Who is Charles Sanders Peirce?

  • (noun): United States philosopher and logician; pioneer of pragmatism (1839-1914).

Charles Sanders Peirce

Charles Sanders Peirce ( /ˈpɜrs/ like "purse"; September 10, 1839 – April 19, 1914) was an American philosopher, logician, mathematician, and scientist, sometimes known as "the father of pragmatism". He was educated as a chemist and employed as a scientist for 30 years. Today he is appreciated largely for his contributions to logic, mathematics, philosophy, scientific methodology, and semiotics, and for his founding of pragmatism. In 1934, the philosopher Paul Weiss called Peirce "the most original and versatile of American philosophers and America's greatest logician".

Read more about Charles Sanders Peirce.

Some articles on Charles Sanders Peirce:

Charles Sanders Peirce Bibliography - Secondary Literature - Other Works
... Peirce, Springer catalog page, 192 pages, hardcover (ISBN 978-9024735747, ISBN 90-247-3574-2). 1995), "Peirce Rustled, Russell Pierced How Charles Peirce and Bertrand Russell Viewed Each Other's Work in Logic, and an Assessment of Russell's Accuracy and Role in the ... Arisbe Eprint (1997), "Tarski's Development of Peirce's Logic of Relations" (Google Books Eprint), in Studies in the Logic of Charles Sanders Peirce, Indiana University Press catalog page ...
Charles Sanders Peirce - Science of Review
... Main article Classification of the sciences (Peirce) Peirce outlined two fields, "Cenoscopy" and "Science of Review", both of which he called philosophy ... Peirce placed, within Science of Review, the work and theory of classifying the sciences (including mathematics and philosophy) ...
Charles Sanders Peirce Bibliography - Secondary Literature - Anthologies and Journals' Special Issues
1965), Perspectives on Peirce Critical Essays on Charles Sanders Peirce, Yale University Press, 148 pages (ISBN 0300003080), reprinted, Greenwood Press, Westport, CT, 148 ... Amazon lists Peirce as author and Bernstein as editor, but it appears to be an anthology of essays about Peirce ... Peirce Categories to Constantinople Proceedings of the International Symposium on Peirce Leuven 1997, Leuven University Press, 154 pages, paperback (ISBN 978-9061869399, ISBN 90-6186-939-0), LUP ...
History Of Scientific Method - Integrating Deductive and Inductive Method - Charles Sanders Peirce
... In the late 19th century, Charles Sanders Peirce proposed a schema that would turn out to have considerable influence in the further development of scientific ... Peirce's work quickly accelerated the progress on several fronts ... speaking in broader context in "How to Make Our Ideas Clear" (1878), Peirce outlined an objectively verifiable method to test the truth of putative knowledge on a way ...
Charles Sanders Peirce Bibliography
... This Charles Sanders Peirce bibliography consolidates numerous references to Charles Sanders Peirce's writings, including letters, manuscripts, publications, and Nachlass ... For an extensive chronological list of Peirce's works (titled in English), see the Chronologische Übersicht (Chronological Overview) on the Schriften (Writings ...

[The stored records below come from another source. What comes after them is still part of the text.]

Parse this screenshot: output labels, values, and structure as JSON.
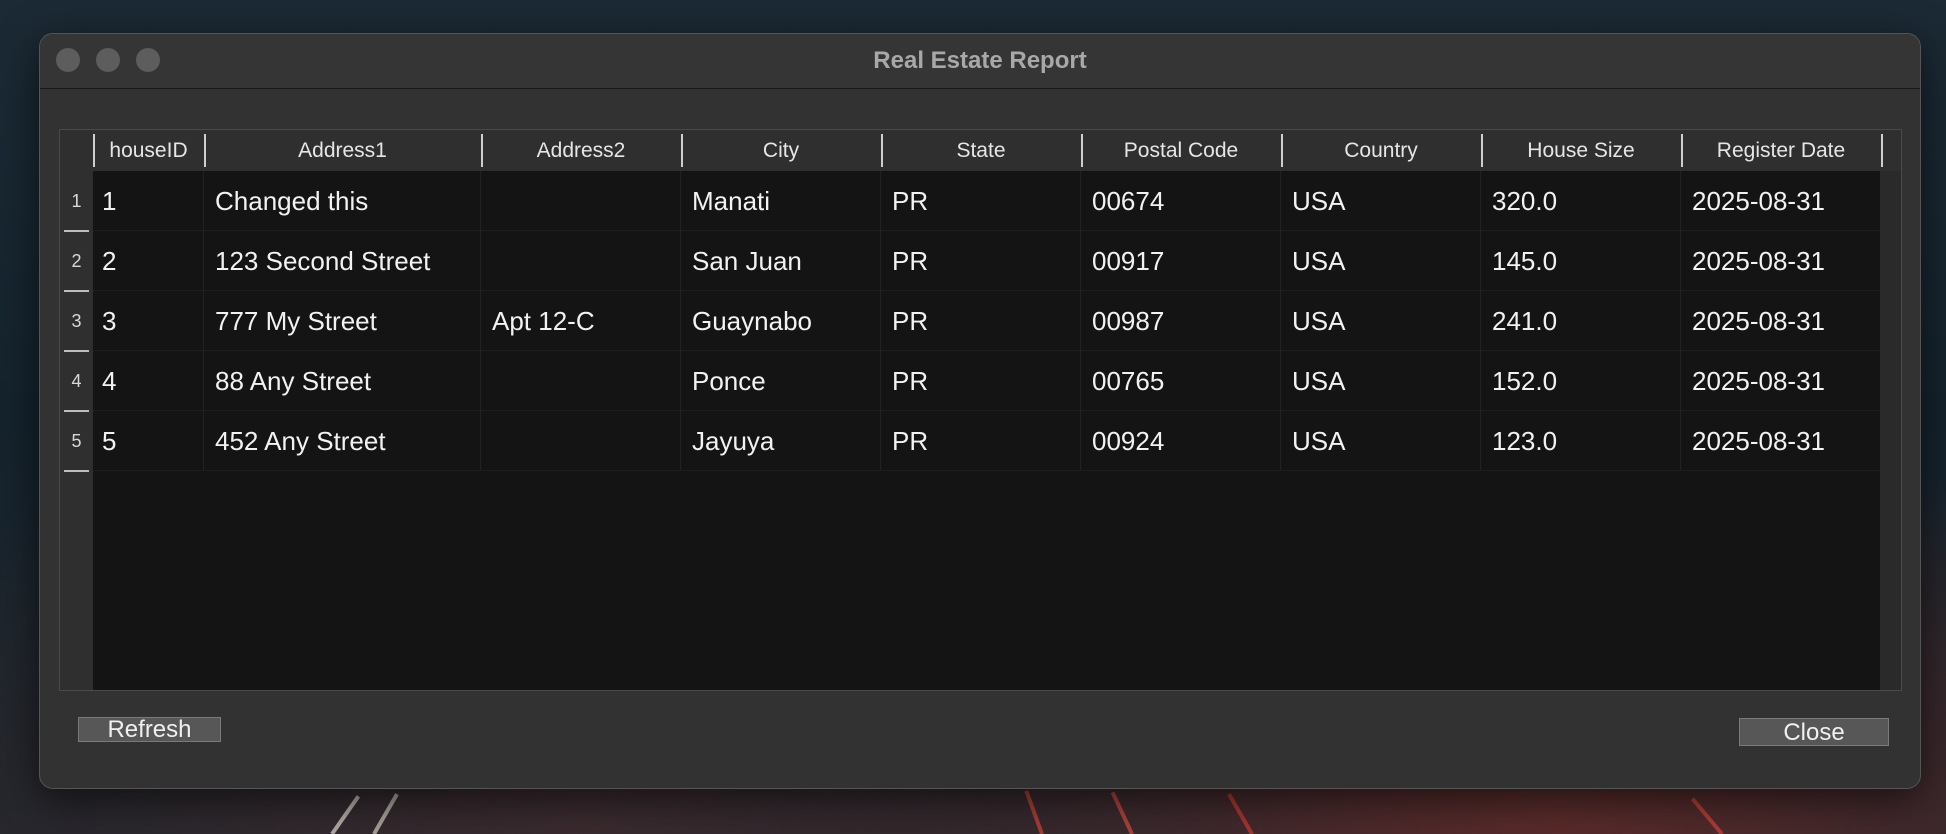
{
  "window": {
    "title": "Real Estate Report"
  },
  "table": {
    "columns": [
      "houseID",
      "Address1",
      "Address2",
      "City",
      "State",
      "Postal Code",
      "Country",
      "House Size",
      "Register Date"
    ],
    "row_numbers": [
      "1",
      "2",
      "3",
      "4",
      "5"
    ],
    "rows": [
      [
        "1",
        "Changed this",
        "",
        "Manati",
        "PR",
        "00674",
        "USA",
        "320.0",
        "2025-08-31"
      ],
      [
        "2",
        "123 Second Street",
        "",
        "San Juan",
        "PR",
        "00917",
        "USA",
        "145.0",
        "2025-08-31"
      ],
      [
        "3",
        "777 My Street",
        "Apt 12-C",
        "Guaynabo",
        "PR",
        "00987",
        "USA",
        "241.0",
        "2025-08-31"
      ],
      [
        "4",
        "88 Any Street",
        "",
        "Ponce",
        "PR",
        "00765",
        "USA",
        "152.0",
        "2025-08-31"
      ],
      [
        "5",
        "452 Any Street",
        "",
        "Jayuya",
        "PR",
        "00924",
        "USA",
        "123.0",
        "2025-08-31"
      ]
    ]
  },
  "buttons": {
    "refresh": "Refresh",
    "close": "Close"
  }
}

Famous quotes containing the words charles sanders peirce, charles sanders, sanders peirce, peirce and/or sanders:

    The opinion which is fated to be ultimately agreed to by all who investigate, is what we mean by the truth, and the object represented in this opinion is the real. That is the way I would explain reality.
    Charles Sanders Peirce (1839–1914)

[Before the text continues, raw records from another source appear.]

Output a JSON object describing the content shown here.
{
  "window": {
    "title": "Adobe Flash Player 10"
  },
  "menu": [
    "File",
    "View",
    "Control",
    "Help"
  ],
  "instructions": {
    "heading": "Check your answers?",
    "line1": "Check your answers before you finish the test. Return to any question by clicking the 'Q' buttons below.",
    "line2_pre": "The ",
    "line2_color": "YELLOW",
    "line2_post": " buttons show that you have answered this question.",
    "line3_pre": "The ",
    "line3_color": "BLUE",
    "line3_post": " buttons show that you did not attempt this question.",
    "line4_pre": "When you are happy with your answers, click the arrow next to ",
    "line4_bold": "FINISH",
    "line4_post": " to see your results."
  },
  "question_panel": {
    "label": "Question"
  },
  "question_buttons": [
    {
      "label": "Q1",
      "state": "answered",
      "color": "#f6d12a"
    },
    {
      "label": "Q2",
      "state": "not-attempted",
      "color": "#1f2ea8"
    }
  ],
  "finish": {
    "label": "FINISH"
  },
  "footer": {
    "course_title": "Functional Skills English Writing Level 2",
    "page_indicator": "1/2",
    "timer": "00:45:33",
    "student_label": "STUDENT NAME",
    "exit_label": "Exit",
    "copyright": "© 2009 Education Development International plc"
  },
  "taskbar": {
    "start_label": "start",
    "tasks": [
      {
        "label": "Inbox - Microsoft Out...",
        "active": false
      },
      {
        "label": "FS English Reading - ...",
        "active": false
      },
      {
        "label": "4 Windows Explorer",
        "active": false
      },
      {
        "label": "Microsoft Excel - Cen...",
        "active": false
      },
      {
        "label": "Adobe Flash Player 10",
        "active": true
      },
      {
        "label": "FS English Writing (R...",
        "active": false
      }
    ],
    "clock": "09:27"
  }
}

    Whenever a man acts purposively, he acts under a belief in some experimental phenomenon. Consequently, the sum of the experimental phenomena that a proposition implies makes up its entire bearing upon human conduct.
    Charles Sanders Peirce (1839–1914)

    One will meet, for example, the virtual assumption that what is relative to thought cannot be real. But why not, exactly? Red is relative to sight, but the fact that this or that is in that relation to vision that we call being red is not itself relative to sight; it is a real fact.
    —Charles Sanders Peirce (1839–1914)

    If an opinion can eventually go to the determination of a practical belief, it, in so far, becomes itself a practical belief; and every proposition that is not pure metaphysical jargon and chatter must have some possible bearing upon practice.
    —Charles Sanders Peirce (1839–1914)

    The a priori method is distinguished for its comfortable conclusions. It is the nature of the process to adopt whatever belief we are inclined to, and there are certain flatteries to the vanity of man which we all believe by nature, until we are awakened from our pleasing dream by rough facts.
    —Charles Sanders Peirce (1839–1914)